The Road to Nab End
“Once started, it is impossible to put this book down...the author is a born writer with an eye for character and a natural way of writing...he has the historian’s gift for bringing to life a particular society at a particular time.”
--Alan Bullock, Times Literary Supplement
“A masterpiece.” --The Independent
“Extraordinarily well written and vividly told, his book is rich in characters, facts, atmosphere, and indomitable spirit.” --Eric Hobsbawm, The Guardian
“A combination of an almost photographic memory, a wonderful writing gift and a keen eye for personal drama, which even Ibsen would have admired.” --Robert Oakeshott, Spectator
“Like finding a great recipe or discovering an old movie on video that may have escaped the notice of critics.” --Gainesville Sun
"I'd always believed that I had been born in our cottage in Griffin Street, until I discovered that I was born prematurely across the street in the carding-room of Hornby's cotton mill. Day long, mother cleaned cotton there. Several days earlier she had received a telegram saying that my father had been killed in France in the Great War and that the War Office regretted it. On the morning of my birth she had fainted before one of the cotton grinders when a second telegram arrived saying that the first had all been a mistake and that my father was alive."
William Woodruff lived in the heart of Blackburn’s weaving community. But after Lancashire’s supremacy in cotton textiles had ended with the crash of 1920, his family was thrown out of work. From then on, including the Great Depression of the 1930s, the Woodruffs faced a life blighted by extreme poverty. Reading this book today, it is hard to comprehend that within living memory--and in what was supposedly the richest country in the world--so many people couldn’t even afford to buy enough food. For the ordinary families of Lancashire, unemployment was an ever-present fear: "If you worked you ate.
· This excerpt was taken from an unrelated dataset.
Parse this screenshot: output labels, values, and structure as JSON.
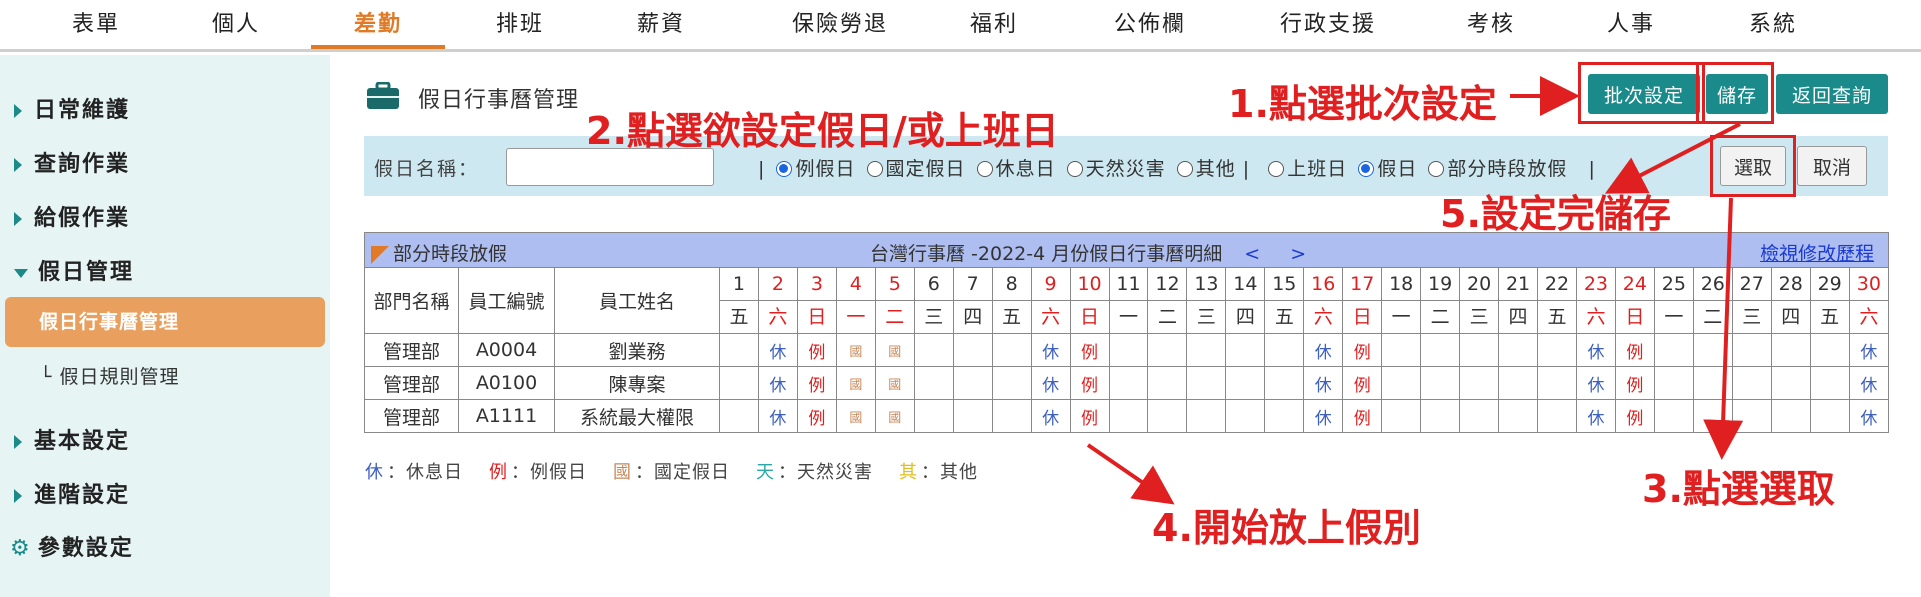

If there was no work you went hungry." Or, in desperation, you went on a Hunger March to tell the King of your plight.
by Nicholas Wapshott
Sunday Times, London, February 15, 2003